#### [Work instructions]
Locate every line in the records below that contains the word "Positivity", and copy each one.

*** Opening of Data to examine ***

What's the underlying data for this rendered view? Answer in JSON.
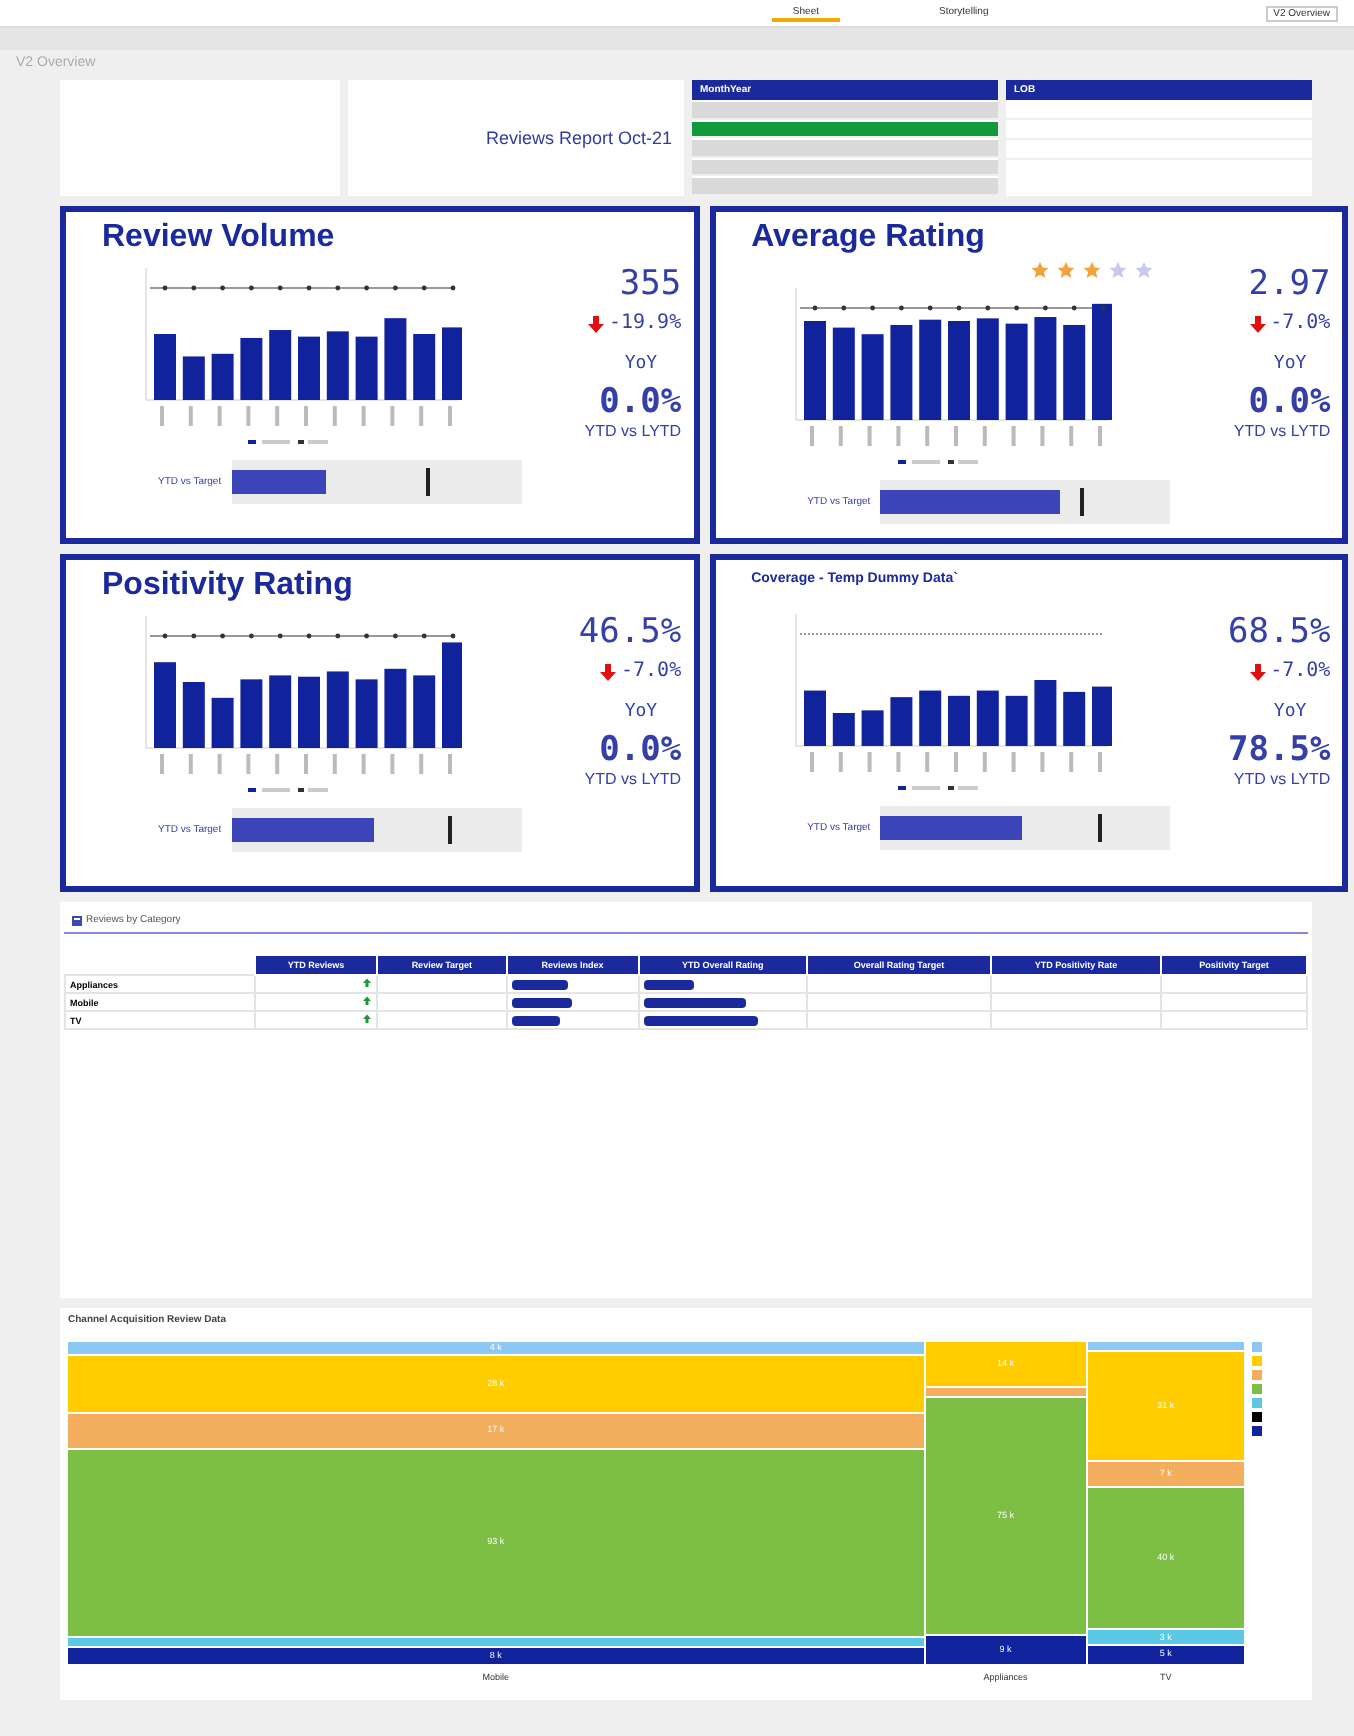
{
  "top_bar": {
    "sheet_tab": "Sheet",
    "story_tab": "Storytelling",
    "sheet_menu": "V2 Overview"
  },
  "breadcrumb": "V2 Overview",
  "header": {
    "report_title": "Reviews Report Oct-21"
  },
  "filters": [
    {
      "title": "MonthYear",
      "items": [
        {
          "selected": false
        },
        {
          "selected": true
        },
        {
          "selected": false
        },
        {
          "selected": false
        },
        {
          "selected": false
        }
      ]
    },
    {
      "title": "LOB",
      "items": [
        {
          "selected": false
        },
        {
          "selected": false
        },
        {
          "selected": false
        }
      ]
    }
  ],
  "cards": [
    {
      "title": "Review Volume",
      "kind": "large",
      "value": "355",
      "change": "-19.9%",
      "change_label": "YoY",
      "ytd_value": "0.0%",
      "ytd_label": "YTD vs LYTD",
      "bullet": {
        "label": "YTD vs Target",
        "level": 0.33,
        "target": {
          "level": 0.67
        }
      }
    },
    {
      "title": "Average Rating",
      "kind": "large",
      "stars": 3,
      "value": "2.97",
      "change": "-7.0%",
      "change_label": "YoY",
      "ytd_value": "0.0%",
      "ytd_label": "YTD vs LYTD",
      "bullet": {
        "label": "YTD vs Target",
        "level": 0.62,
        "target": {
          "level": 0.69
        }
      }
    },
    {
      "title": "Positivity Rating",
      "kind": "large",
      "value": "46.5%",
      "change": "-7.0%",
      "change_label": "YoY",
      "ytd_value": "0.0%",
      "ytd_label": "YTD vs LYTD",
      "bullet": {
        "label": "YTD vs Target",
        "level": 0.49,
        "target": {
          "level": 0.75
        }
      }
    },
    {
      "title": "Coverage - Temp Dummy Data`",
      "kind": "small",
      "value": "68.5%",
      "change": "-7.0%",
      "change_label": "YoY",
      "ytd_value": "78.5%",
      "ytd_label": "YTD vs LYTD",
      "bullet": {
        "label": "YTD vs Target",
        "level": 0.49,
        "target": {
          "level": 0.75
        }
      }
    }
  ],
  "table": {
    "title": "Reviews by Category",
    "columns": [
      "YTD Reviews",
      "Review Target",
      "Reviews Index",
      "YTD Overall Rating",
      "Overall Rating Target",
      "YTD Positivity Rate",
      "Positivity Target"
    ],
    "rows": [
      {
        "name": "Appliances",
        "reviews_index": {
          "level": 0.47
        },
        "overall_rating": {
          "level": 0.32
        }
      },
      {
        "name": "Mobile",
        "reviews_index": {
          "level": 0.5
        },
        "overall_rating": {
          "level": 0.65
        }
      },
      {
        "name": "TV",
        "reviews_index": {
          "level": 0.39
        },
        "overall_rating": {
          "level": 0.72
        }
      }
    ]
  },
  "mosaic": {
    "title": "Channel Acquisition Review Data",
    "columns": [
      {
        "name": "Mobile",
        "segments": [
          {
            "label": "4 k",
            "color": "#8cc8f5"
          },
          {
            "label": "28 k",
            "color": "#ffcc00"
          },
          {
            "label": "17 k",
            "color": "#f2ae5c"
          },
          {
            "label": "93 k",
            "color": "#7cbf44"
          },
          {
            "color": "#5bc8e8"
          },
          {
            "label": "8 k",
            "color": "#11239c"
          }
        ]
      },
      {
        "name": "Appliances",
        "segments": [
          {
            "label": "14 k",
            "color": "#ffcc00"
          },
          {
            "color": "#f2ae5c"
          },
          {
            "label": "75 k",
            "color": "#7cbf44"
          },
          {
            "label": "9 k",
            "color": "#11239c"
          }
        ]
      },
      {
        "name": "TV",
        "segments": [
          {
            "color": "#8cc8f5"
          },
          {
            "label": "31 k",
            "color": "#ffcc00"
          },
          {
            "label": "7 k",
            "color": "#f2ae5c"
          },
          {
            "label": "40 k",
            "color": "#7cbf44"
          },
          {
            "label": "3 k",
            "color": "#5bc8e8"
          },
          {
            "label": "5 k",
            "color": "#11239c"
          }
        ]
      }
    ],
    "legend": [
      {
        "color": "#8cc8f5"
      },
      {
        "color": "#ffcc00"
      },
      {
        "color": "#f2ae5c"
      },
      {
        "color": "#7cbf44"
      },
      {
        "color": "#5bc8e8"
      },
      {
        "color": "#000000"
      },
      {
        "color": "#11239c"
      }
    ]
  }
}
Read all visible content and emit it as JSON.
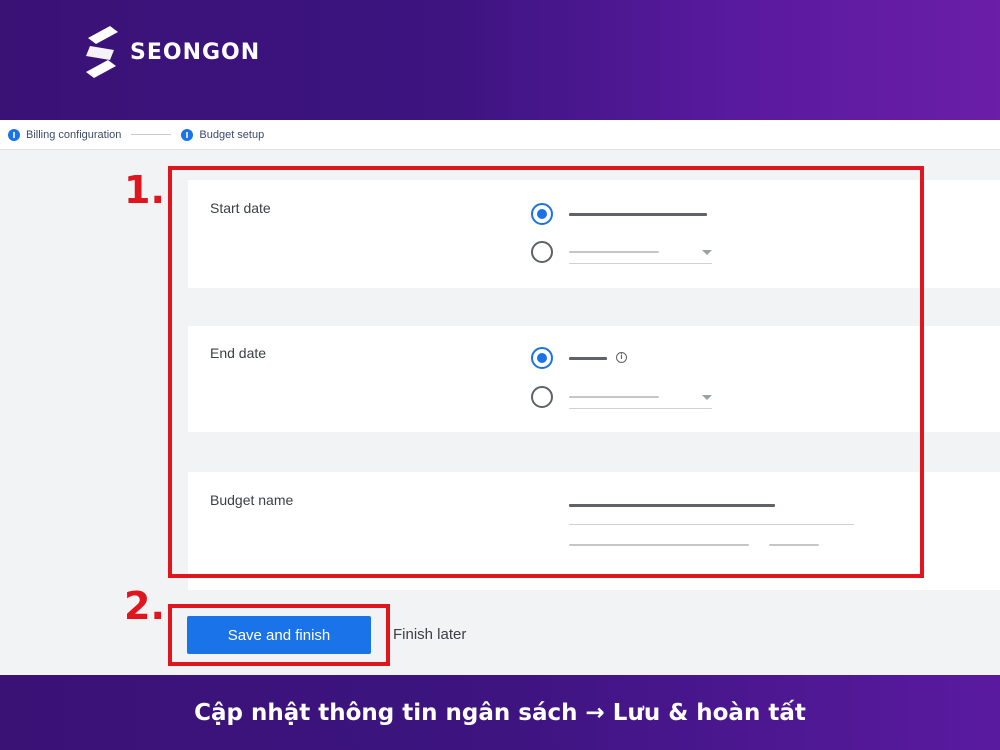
{
  "brand": {
    "name": "SEONGON",
    "icon": "seongon-logo-icon"
  },
  "stepper": {
    "steps": [
      {
        "label": "Billing configuration",
        "icon": "step-info-icon"
      },
      {
        "label": "Budget setup",
        "icon": "step-info-icon"
      }
    ]
  },
  "form": {
    "start_date": {
      "label": "Start date"
    },
    "end_date": {
      "label": "End date",
      "info_icon": "info-icon"
    },
    "budget_name": {
      "label": "Budget name"
    }
  },
  "actions": {
    "save_label": "Save and finish",
    "later_label": "Finish later"
  },
  "annotations": {
    "step1": "1.",
    "step2": "2."
  },
  "caption": "Cập nhật thông tin ngân sách → Lưu & hoàn tất",
  "colors": {
    "highlight": "#e0161e",
    "primary": "#1a73e8",
    "banner": "#3d1480"
  }
}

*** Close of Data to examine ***

#### [Worked solution]
      "title": "Positivity Rating",
      "YTD Positivity Rate",
      "Positivity Target"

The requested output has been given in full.